The object of this book is to present a connected narrative of the expedition from a popular and general point of view. The field of work is a very extensive one, and I feel that this account provides a record inadequate to our endeavours. However, I am comforted by the fact that the lasting reputation of the expedition is founded upon the scientific volumes which will appear in due course.
Allusion to the history of Antarctic exploration has been reduced to a minimum, as the subject has been ably dealt with by previous writers. This, and several other aspects of our subject, have been relegated to special appendices in order to make the story more readable and self–contained.
A glossary of technicalities is introduced for readers not familiar with the terms. In the same place is given a list of animals referred to from time to time. There, the common name is placed against the scientific name, so rendering it unnecessary to repeat the latter in the text.
The reports handed to me by the leaders concerning the work of sledging journeys and of the respective bases were in the main clearly and popularly written. Still it was necessary to make extensive excisions so as to preserve a “balance” of justice in all the accounts, and to keep the narrative within limits. I wish to assure the various authors of my appreciation of their contributions.
Mr Frank Hurley’s artistic taste is apparent in the numerous photographs. We who knew the circumstances can warmly testify to his perseverance under conditions of exceptional difficulty. Mr AJ Hodgeman is responsible for the cartographical work, which occupied his time for many months. Other members of the expedition have added treasures to our collection of illustrations; each of which is acknowledged in its place.
To Dr AL McLean, who assisted me in writing and editing the book, I am very greatly indebted. To him the book owes any literary style it may possess. Dr McLean’s journalistic talent was discovered by me when he occupied the post of editor of the ‘Adélie Blizzard', a monthly volume which helped to relieve the monotony of our second year in Adélie Land.
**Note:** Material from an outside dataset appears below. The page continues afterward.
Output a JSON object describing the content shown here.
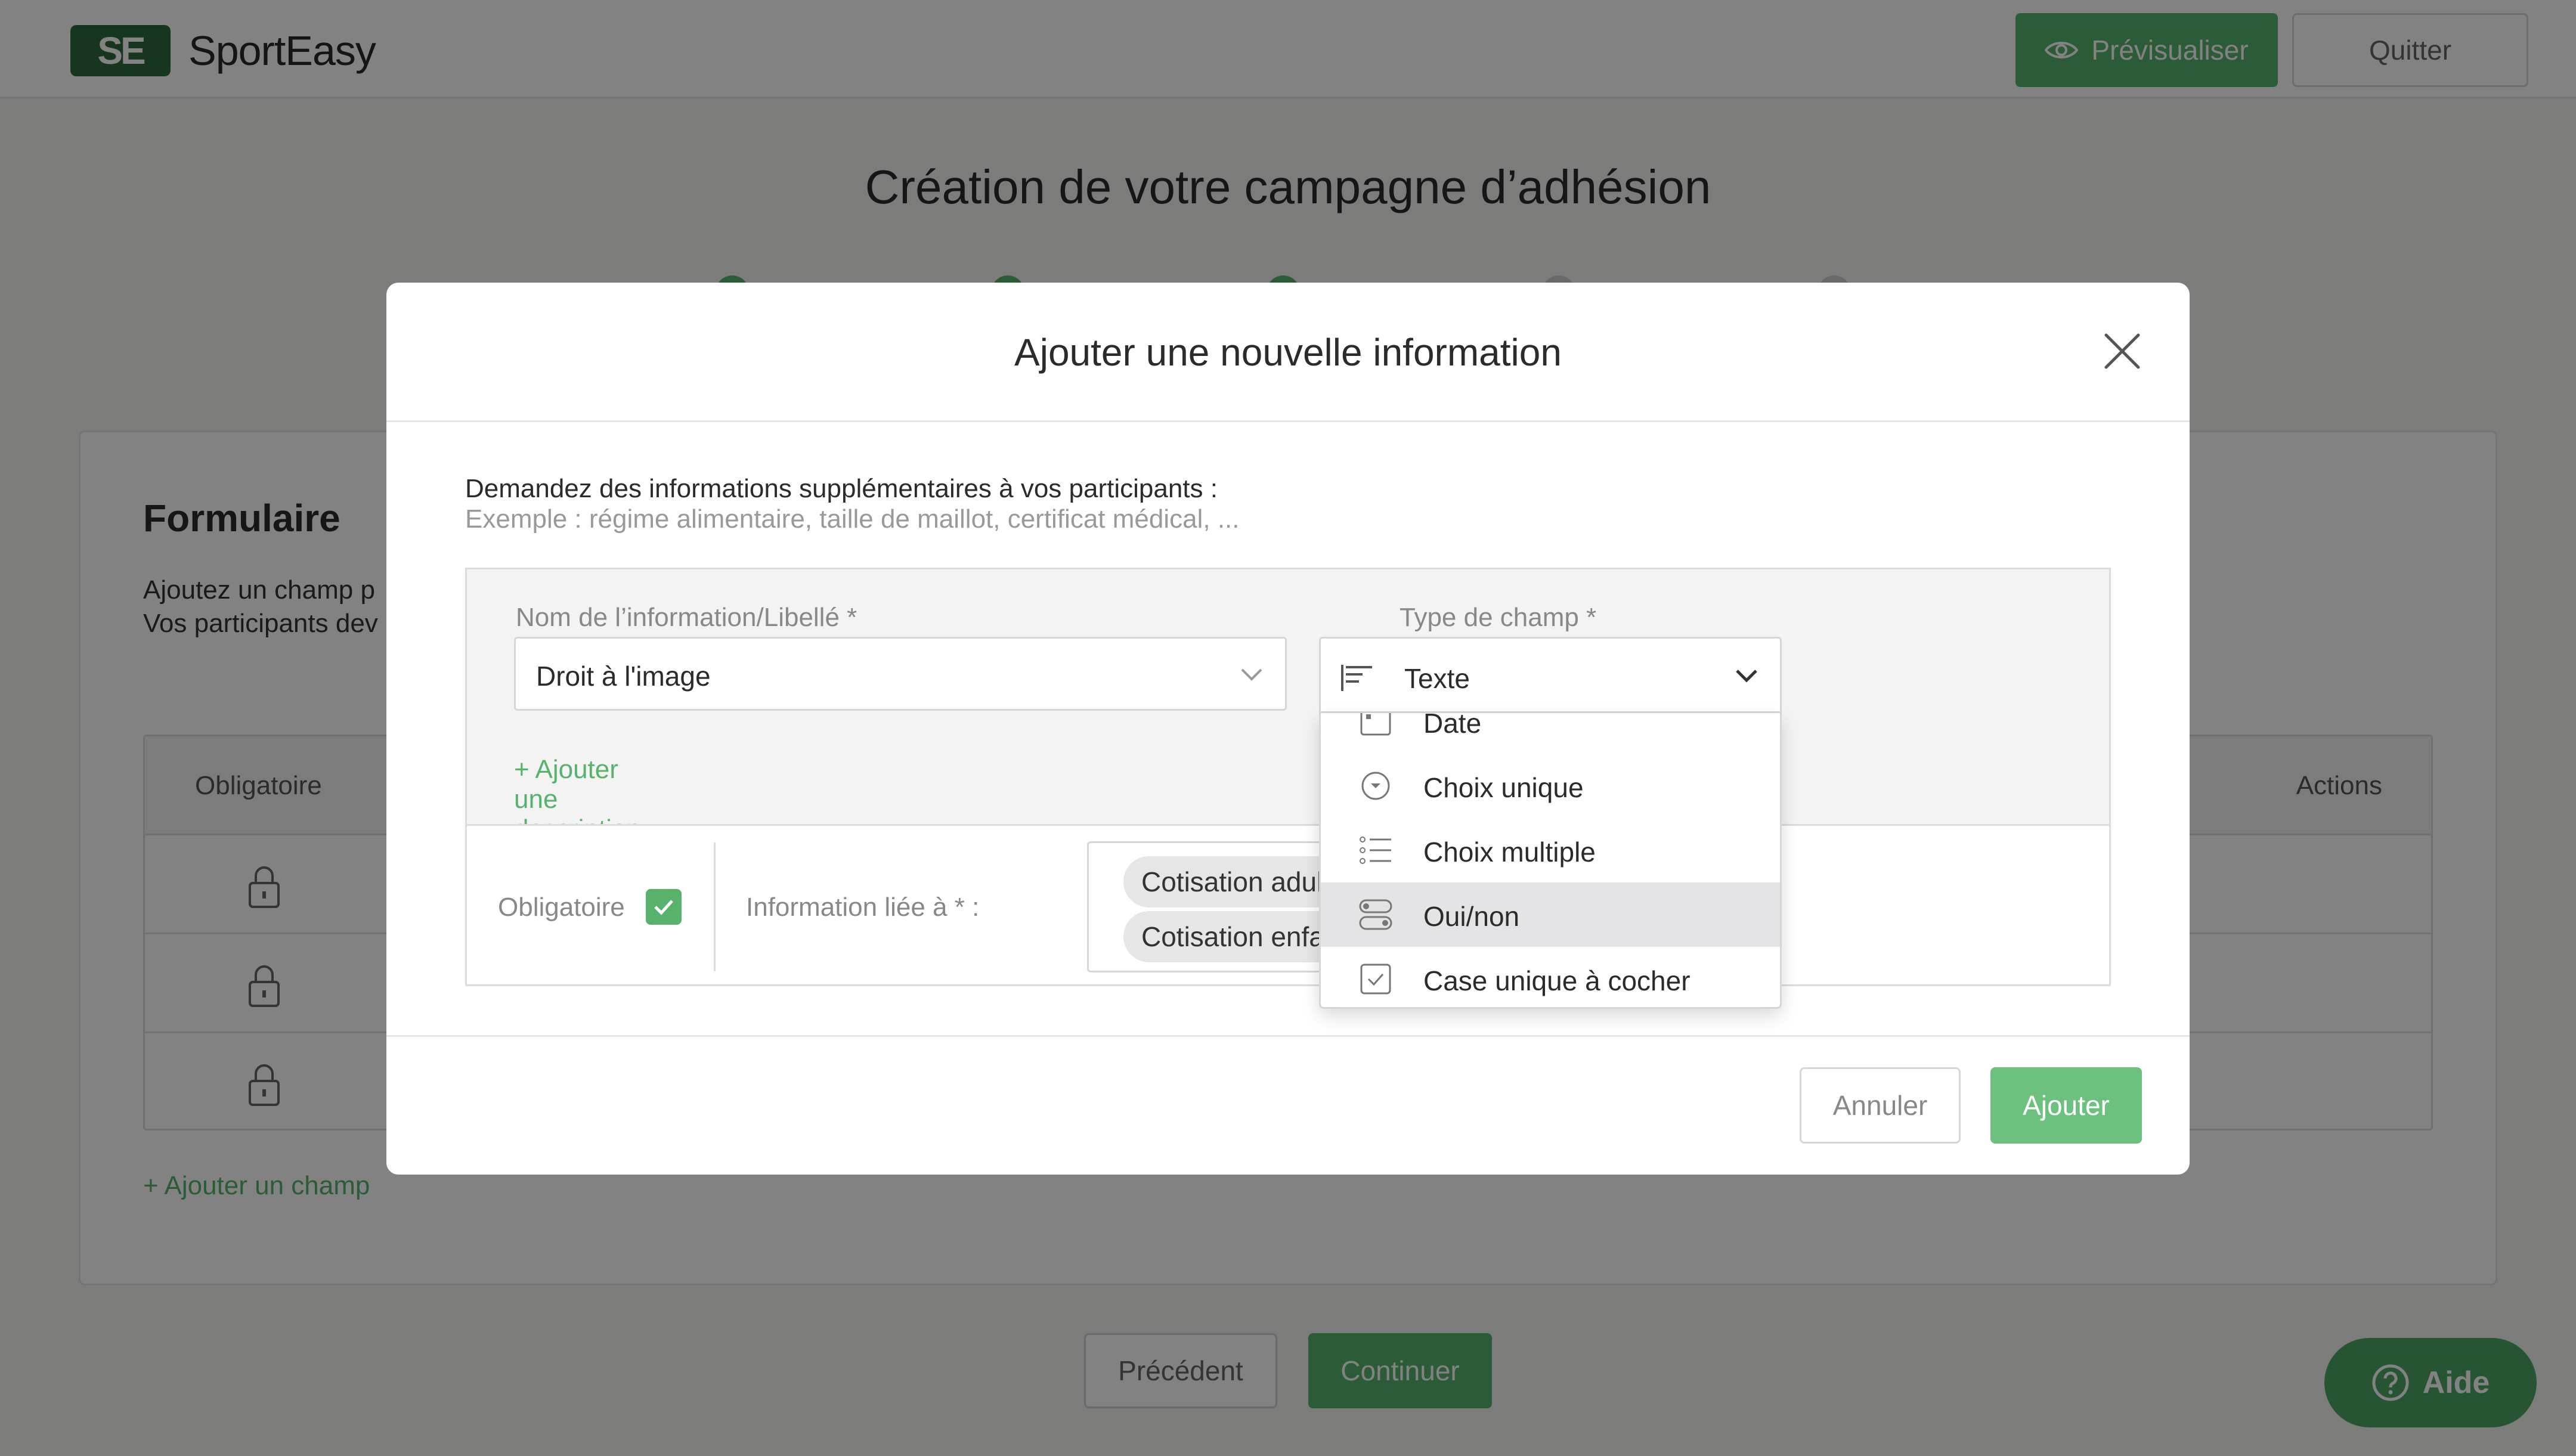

For months he was constantly at work, revising cutting down or amplifying the material of the story.
Finally, I wish to express my thanks to Dr Hugh Robert Mill for hints and criticisms by which we have profited.
London, Autumn 1914